So I guess if I were the angel architect (I’m not – it’s you) I might build Ballard a limitless flux of only-ever-provisionally-distinguished subjectivity and environment, in intricate and glorious iteration, more or less laissez-faire but with safeguards against the evolution of infinite loops and other cul-de-sacs of dei-diversity. Plus bunting because that would kind of be my signature thingy. A cop-out based on free market indifference and fetishization of choice, you say; I say, the bunting’s not; also Plan B is consult with other mortals.

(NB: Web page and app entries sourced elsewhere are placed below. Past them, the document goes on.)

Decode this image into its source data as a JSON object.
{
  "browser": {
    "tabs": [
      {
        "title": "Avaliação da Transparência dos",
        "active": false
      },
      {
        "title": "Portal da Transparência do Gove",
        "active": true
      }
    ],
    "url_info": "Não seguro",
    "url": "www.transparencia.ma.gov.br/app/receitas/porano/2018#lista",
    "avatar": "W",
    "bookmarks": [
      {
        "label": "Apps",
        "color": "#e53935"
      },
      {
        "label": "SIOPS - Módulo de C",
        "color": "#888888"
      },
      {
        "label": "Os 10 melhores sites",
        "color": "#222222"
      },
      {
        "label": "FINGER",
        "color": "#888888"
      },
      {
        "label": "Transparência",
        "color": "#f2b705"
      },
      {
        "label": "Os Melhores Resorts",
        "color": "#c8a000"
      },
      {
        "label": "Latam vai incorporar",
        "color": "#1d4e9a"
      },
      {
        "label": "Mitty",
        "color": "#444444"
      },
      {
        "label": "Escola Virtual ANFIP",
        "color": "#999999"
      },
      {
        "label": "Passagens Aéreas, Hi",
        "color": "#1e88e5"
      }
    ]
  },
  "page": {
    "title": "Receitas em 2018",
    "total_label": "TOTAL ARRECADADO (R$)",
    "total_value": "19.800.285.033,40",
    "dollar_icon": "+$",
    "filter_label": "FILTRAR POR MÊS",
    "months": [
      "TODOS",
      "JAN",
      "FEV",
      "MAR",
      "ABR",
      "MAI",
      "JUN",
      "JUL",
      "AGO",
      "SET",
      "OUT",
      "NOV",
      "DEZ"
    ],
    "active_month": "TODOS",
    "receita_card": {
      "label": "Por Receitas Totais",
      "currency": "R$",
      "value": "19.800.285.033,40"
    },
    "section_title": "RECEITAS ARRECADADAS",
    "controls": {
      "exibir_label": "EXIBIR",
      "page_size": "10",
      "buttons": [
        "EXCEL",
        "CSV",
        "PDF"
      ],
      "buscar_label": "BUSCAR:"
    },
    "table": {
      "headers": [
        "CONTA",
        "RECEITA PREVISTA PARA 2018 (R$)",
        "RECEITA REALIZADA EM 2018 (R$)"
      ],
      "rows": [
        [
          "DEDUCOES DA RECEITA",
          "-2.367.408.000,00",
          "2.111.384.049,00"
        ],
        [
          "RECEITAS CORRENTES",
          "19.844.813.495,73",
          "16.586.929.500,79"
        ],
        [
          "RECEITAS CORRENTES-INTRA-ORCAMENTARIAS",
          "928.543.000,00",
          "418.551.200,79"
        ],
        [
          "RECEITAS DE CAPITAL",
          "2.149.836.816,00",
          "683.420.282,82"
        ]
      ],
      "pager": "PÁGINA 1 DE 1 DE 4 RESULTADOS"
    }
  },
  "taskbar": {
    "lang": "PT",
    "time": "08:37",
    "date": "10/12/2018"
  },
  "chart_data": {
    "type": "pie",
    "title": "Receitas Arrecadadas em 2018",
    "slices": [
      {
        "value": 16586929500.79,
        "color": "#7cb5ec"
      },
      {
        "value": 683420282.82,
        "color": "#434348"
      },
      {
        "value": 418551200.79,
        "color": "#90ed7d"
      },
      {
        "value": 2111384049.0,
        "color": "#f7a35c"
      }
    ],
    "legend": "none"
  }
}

Nic Clear and Simon Kennedy have started a course on Ballardian architecture at the Bartlett School of Architecture in
Maybe Geoff Manaugh is the mortal for the job. He has recently published a
book, The BLDGBLOG Book, based in
part on his speculative architecture blog, BLDGBLOG (bldgblog.blogspot.com). The
project is probably way too big for any one of us. But if we collectively came
up with a utopia good enough for Ballard, I bet it would be good enough for any
one of us. London
Brian Aldiss(1958): Non-Stop,
: Faber & Faber
J. G. Ballard (1957): “The Disaster Area,” (a.k.a. “Build-Up” / “The Concentration City”) in The Complete Short Stories,
Harper (2006) London
J. G. Ballard (1962/2008): The Drowned World,
J. G. Ballard (1973/2008):
: HarperCollins London
J. G. Ballard (1975/2006): High-Rise,
J. G. Ballard (2006): Super-Cannes,
J. G. Ballard (2008): Miracles of Life:
Shanghai to Shepperton, an
J.G. Ballard (1977/2006): “The Intensive Care Unit” in High-Rise “P.S.” (q.v.)
George Eliot (1874): Middlemarch
Henry James (1881): Portrait of a Lady
Ursula LeGuin (1974) “The Ones Who Walk Away From Omelas” in The Wind's Twelve Quarters,
Harper & Row (1975) New York
 J. G. Ballard (2006): “A Handful of Dust,” The Guardian, online at <http://ballardian.com/jg-ballards-handful-of-dust>
 Alison and Peter Smithson, CIAM Congress 1953 (over-cited sound-byte)
 Reyner Banham (1966): “The New Brutalism: Ethic or Aesthetic?” in As found: the discovery of the ordinary (2001): ed. Claude Lichtenstein and Thomas Schregenberger, Springer, p. 130
 Jeremy Lewis interviews J. G. Ballard, Mississippi Review, Volume 20, Numbers 1 & 2, published 1991 by the Centre for Writers, The University of Southern Mississippi, online at <http://www.jgballard.ca/interviews/jeremy_lewis_1990_interview.html>
 Excerpted in The Times Online, 20 January 2008, <http://entertainment.timesonline.co.uk/tol/arts_and_entertainment/books/book_extracts/article3215270.ece>
 Quoted in BBC obituary, online at <http://news.bbc.co.uk/1/hi/entertainment/8007331.stm>